I find Lal Khan on my first morning in Jaipur – the watchman at my hotel hails Khan’s auto and we bargain. Sightseeing, I say, knowing no other word to describe ‘random roaming’ – he looks blank for a moment – I wave my hands helplessly and say, Hawa Mahal, Palace, Johri Bazaar… his eyes light up in comprehension – accha, sair-seeing, baitho .
He stops at several places unasked, feeling that I ought to use my camera more – he knows the best spots and insists I take photos from there and only from there. As it happens, so does my guide at the Hawa Mahal – he sees me pointing my camera at the facade at one spot and hustles me to another – “total symmetry here”.
Otherwise Lal Khan is careful, knowledgeable (mostly) – on the way to Amber fort, he points to a temple on top of a hill and says it is crowded during the annual Ganesha festival – “what you call Ganpati Bappa Morya in Bombay, we celebrate here as Ganesh Chaturvedi”. He is one nice old man, warning me every time I get off the rick, “be carefuls, madam”.
I love Jaipur – I realize it is one of my favourite cities in India. I take a walk through the markets one evening – the shopkeepers like it when you banter with them – one of them points to my earrings and says he will sell a similar one to me for just Rs.80 – and I say, I am already wearing this – why do I need one more pair? He laughs aloud and says – “chalo, aap free me le lo!” . And then the street food – everywhere, every kind of snack and chaat.
As in any other Indian city, it is interesting to people-watch and figure out where they are from – at Jantar Mantar, the Bengalis are arguing loudly about lunch, the Telugus are bored with the “same thing” and photograph their bratty children climbing on to the structures. Everywhere else, the Delhi couples saunter confidently, the newly-wed woman with her red chooda, svatters and high heels, taking pictures of her man on her phone camera as he poses at regular and frequent intervals. In front of the Hawa Mahal in the evenings, foreigners travel in hand rickshaws in a procession – the Japanese easily identified by their video camera in one hand and v symbol on the other.
Inside the city palace, my guide tells me the story of the 7 feet, 250 kg maharaja who ate 5 kg of jalebi and drank 5 litres of milk for breakfast everyday. His silk pyjama is on display and stretches across almost an entire wall; the group of teenagers point to it and giggle.
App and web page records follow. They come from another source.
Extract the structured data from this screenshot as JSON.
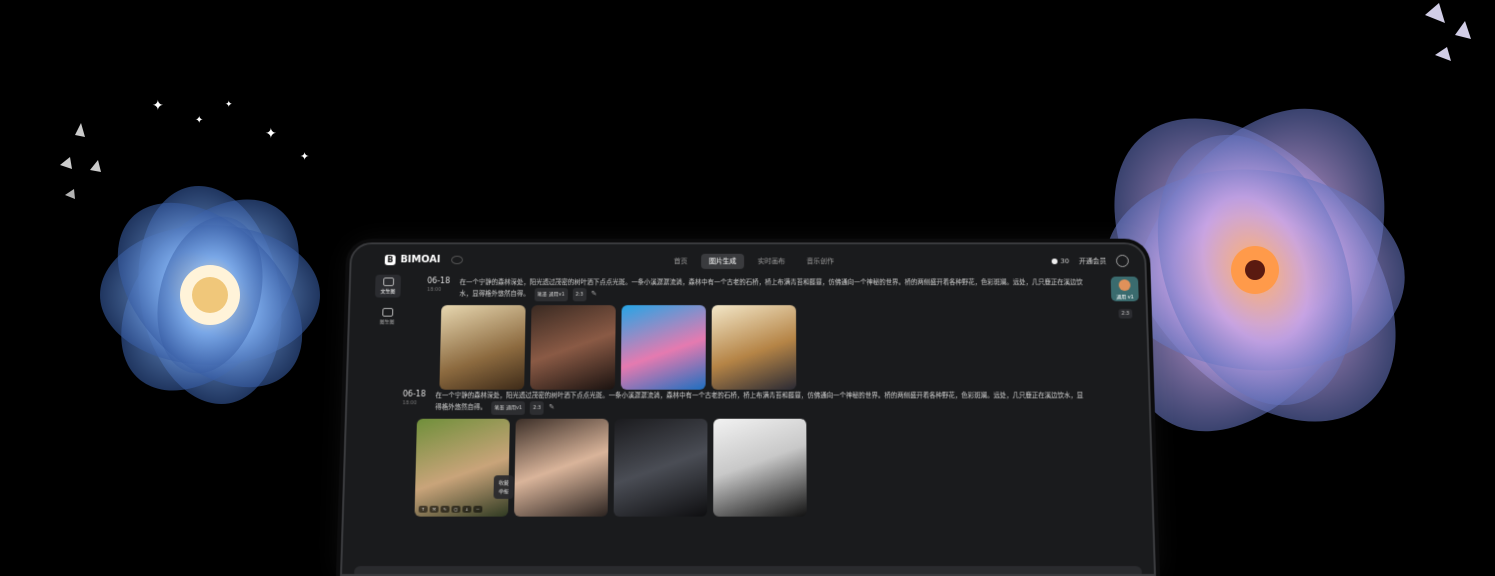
{
  "app": {
    "brand": "BIMOAI",
    "tabs": [
      {
        "label": "首页",
        "active": false
      },
      {
        "label": "图片生成",
        "active": true
      },
      {
        "label": "实时画布",
        "active": false
      },
      {
        "label": "音乐创作",
        "active": false
      }
    ],
    "coins": "30",
    "vip_label": "开通会员"
  },
  "leftnav": [
    {
      "label": "文生图",
      "active": true,
      "icon": "image-icon"
    },
    {
      "label": "图生图",
      "active": false,
      "icon": "images-icon"
    }
  ],
  "rightpanel": {
    "style_label": "通用 v1",
    "ratio": "2:3"
  },
  "records": [
    {
      "date": "06-18",
      "time": "18:00",
      "prompt": "在一个宁静的森林深处，阳光透过茂密的树叶洒下点点光斑。一条小溪潺潺流淌，森林中有一个古老的石桥，桥上布满青苔和藤蔓，仿佛通向一个神秘的世界。桥的两侧盛开着各种野花，色彩斑斓。远处，几只鹿正在溪边饮水，显得格外悠然自得。",
      "chips": [
        "笔墨 通用v1",
        "2:3"
      ]
    },
    {
      "date": "06-18",
      "time": "18:00",
      "prompt": "在一个宁静的森林深处，阳光透过茂密的树叶洒下点点光斑。一条小溪潺潺流淌，森林中有一个古老的石桥，桥上布满青苔和藤蔓，仿佛通向一个神秘的世界。桥的两侧盛开着各种野花，色彩斑斓。远处，几只鹿正在溪边饮水，显得格外悠然自得。",
      "chips": [
        "笔墨 通用v1",
        "2:3"
      ]
    }
  ],
  "hover_menu": [
    "收藏",
    "举报"
  ],
  "colors": {
    "background": "#000000",
    "tablet": "#1a1b1d",
    "active_tab": "#3a3b3e"
  }
}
I want to giggle too then. Just because I am happy to be there then.